The North Dakota Information Technology Department said that in February, malware attacks were carried out on one third of the North Dakota schools. The hackers behind the attacks came from various international locations, including North Korea, and the malware was downloaded from multiple access points.
According to ITD's director of Security Sean Wiese, hackers used DoublePulsar malware to give "bad actors" the ability to infiltrate other systems.
Wiese says that this malware can infect a computer if a user simply clicks something that they would not click.
"The most common attacks are by phishing – it costs you to click something that you should not have," he said. "The attackers are difficult and everyone is susceptible."
According to Wiese, it took 30 to 45 days for the malware to be completely eradicated from their STAGEnet system, a network that all North American state employees use. Although no information has been lost, North Dakota State Superintendent Kirsten Baesler says that it is calling for a greater drive to combat hacking issues.
"Shawn Riley, chief information officer at ITD, and his team let me know that this happened, the infringement was embedded and sealed, no data was lost," Baesler said. "I was very happy to know that there was no damage, but it was an opportunity for Sean and I and the state (to talk) about what we should do to ensure that these violations do not happen, and ensure that we there is not an access point for further attacks. "
Malware that enters systems such as the STAGEnet can infect more confidential government departments, such as the treasury, the ministry of agriculture and more. There are 252,000 users who have access to STAGEnet in North Dakota, and the school computers are just an entry point for what could be much more confidential information.
"This event is no exception, it is happening more often now and they are getting more and more skilled by going beyond the firewall", says Baesler. "We have 450-plus school buildings, it is unrealistic to think that we can build a strong enough firewall to support this, and K-12 is committed to working with the technology department, so we may not be the starting point."

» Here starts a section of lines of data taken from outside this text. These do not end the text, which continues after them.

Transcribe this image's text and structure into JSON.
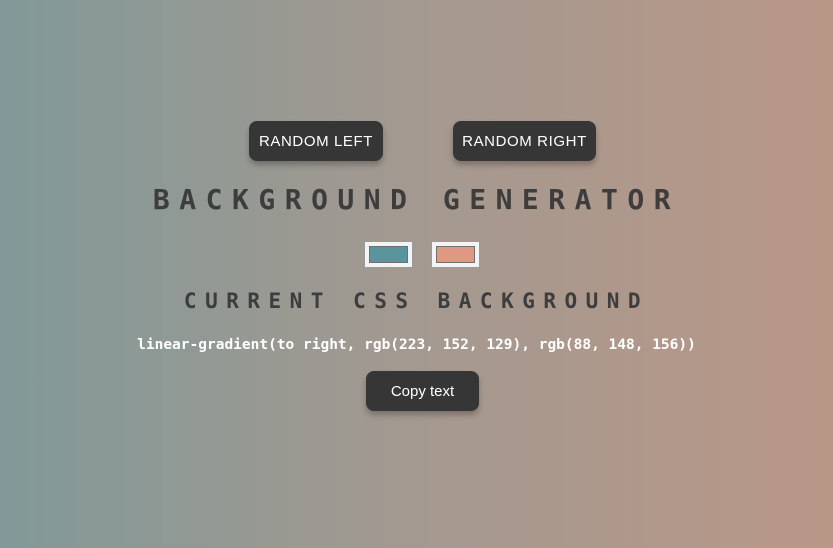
{
  "buttons": {
    "random_left": "RANDOM LEFT",
    "random_right": "RANDOM RIGHT",
    "copy": "Copy text"
  },
  "title": "BACKGROUND GENERATOR",
  "subtitle": "CURRENT CSS BACKGROUND",
  "css_output": "linear-gradient(to right, rgb(223, 152, 129), rgb(88, 148, 156))",
  "colors": {
    "left_picker": "#5a949c",
    "right_picker": "#df9881",
    "button_bg": "#363636",
    "heading_text": "#3d3d3d"
  }
}
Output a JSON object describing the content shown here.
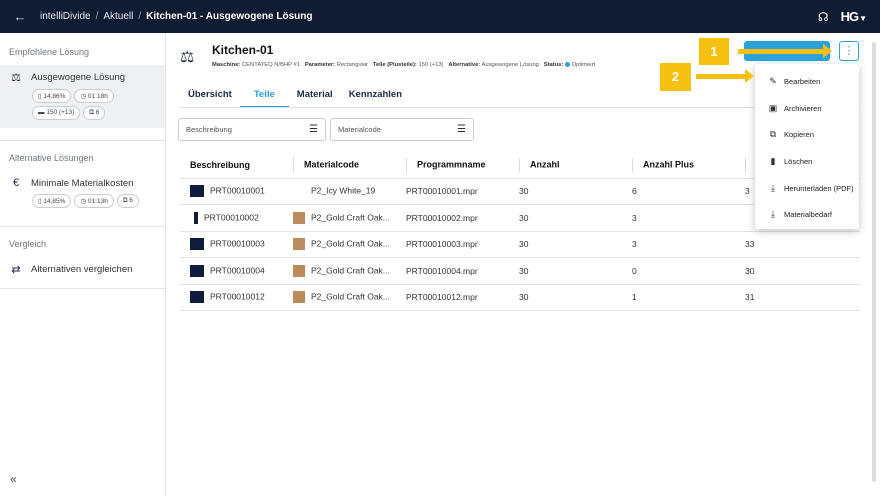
{
  "topbar": {
    "app": "intelliDivide",
    "crumb": "Aktuell",
    "current": "Kitchen-01 - Ausgewogene Lösung",
    "logo": "HG"
  },
  "sidebar": {
    "recommended_title": "Empfohlene Lösung",
    "recommended": {
      "label": "Ausgewogene Lösung",
      "chips": [
        "14,86%",
        "01:18h",
        "150 (+13)",
        "6"
      ]
    },
    "alternatives_title": "Alternative Lösungen",
    "alternative": {
      "label": "Minimale Materialkosten",
      "chips": [
        "14,85%",
        "01:13h",
        "6"
      ]
    },
    "compare_title": "Vergleich",
    "compare_label": "Alternativen vergleichen",
    "collapse": "«"
  },
  "header": {
    "title": "Kitchen-01",
    "machine_label": "Maschine:",
    "machine": "CENTATEQ N/BHP #1",
    "parameter_label": "Parameter:",
    "parameter": "Rectangular",
    "parts_label": "Teile (Plusteile):",
    "parts": "150 (+13)",
    "alternative_label": "Alternative:",
    "alternative": "Ausgewogene Lösung",
    "status_label": "Status:",
    "status": "Optimiert"
  },
  "tabs": [
    "Übersicht",
    "Teile",
    "Material",
    "Kennzahlen"
  ],
  "filters": {
    "description": "Beschreibung",
    "material": "Materialcode"
  },
  "table": {
    "headers": [
      "Beschreibung",
      "Materialcode",
      "Programmname",
      "Anzahl",
      "Anzahl Plus",
      ""
    ],
    "rows": [
      {
        "desc": "PRT00010001",
        "mat": "P2_Icy White_19",
        "prog": "PRT00010001.mpr",
        "qty": "30",
        "plus": "6",
        "last": "3"
      },
      {
        "desc": "PRT00010002",
        "mat": "P2_Gold Craft Oak...",
        "prog": "PRT00010002.mpr",
        "qty": "30",
        "plus": "3",
        "last": ""
      },
      {
        "desc": "PRT00010003",
        "mat": "P2_Gold Craft Oak...",
        "prog": "PRT00010003.mpr",
        "qty": "30",
        "plus": "3",
        "last": "33"
      },
      {
        "desc": "PRT00010004",
        "mat": "P2_Gold Craft Oak...",
        "prog": "PRT00010004.mpr",
        "qty": "30",
        "plus": "0",
        "last": "30"
      },
      {
        "desc": "PRT00010012",
        "mat": "P2_Gold Craft Oak...",
        "prog": "PRT00010012.mpr",
        "qty": "30",
        "plus": "1",
        "last": "31"
      }
    ]
  },
  "menu": {
    "items": [
      {
        "label": "Bearbeiten",
        "icon": "pencil-icon"
      },
      {
        "label": "Archivieren",
        "icon": "archive-icon"
      },
      {
        "label": "Kopieren",
        "icon": "copy-icon"
      },
      {
        "label": "Löschen",
        "icon": "trash-icon"
      },
      {
        "label": "Herunterladen (PDF)",
        "icon": "download-icon"
      },
      {
        "label": "Materialbedarf",
        "icon": "download-icon"
      }
    ]
  },
  "callouts": [
    "1",
    "2"
  ],
  "colors": {
    "accent": "#2ba3d9",
    "topbar": "#0f1c33",
    "callout": "#f5c010"
  }
}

Wiese says that coordination between cybersecurity departments and the K-12 system is the most crucial part in dealing with such a nasty situation.
"We are trying to align our security initiatives with the K-12 arena, we want to be on the same page and create a unique approach to cybersecurity, so that we react in the same way when things like that happen," he said.
Wiese added that they "work as a trifecta of cyber experts, technology tools and our K-12 staff."
The trifecta, which Wiese calls, is supported by Baesler with a coalition consisting of cyber professionals, new protective technologies and the teachers' board.
The K-20W coalition will establish a set of standards and train teachers to annually inform students K-12 about cyber security, encryption and computer science.
"We have formed this state-wide coalition to talk about cyber security and computer science (We are) using the threefold approach so that every student has access to and exposure to computer security standards," Baesler said.
That curriculum starts in February 2019, according to Baesler.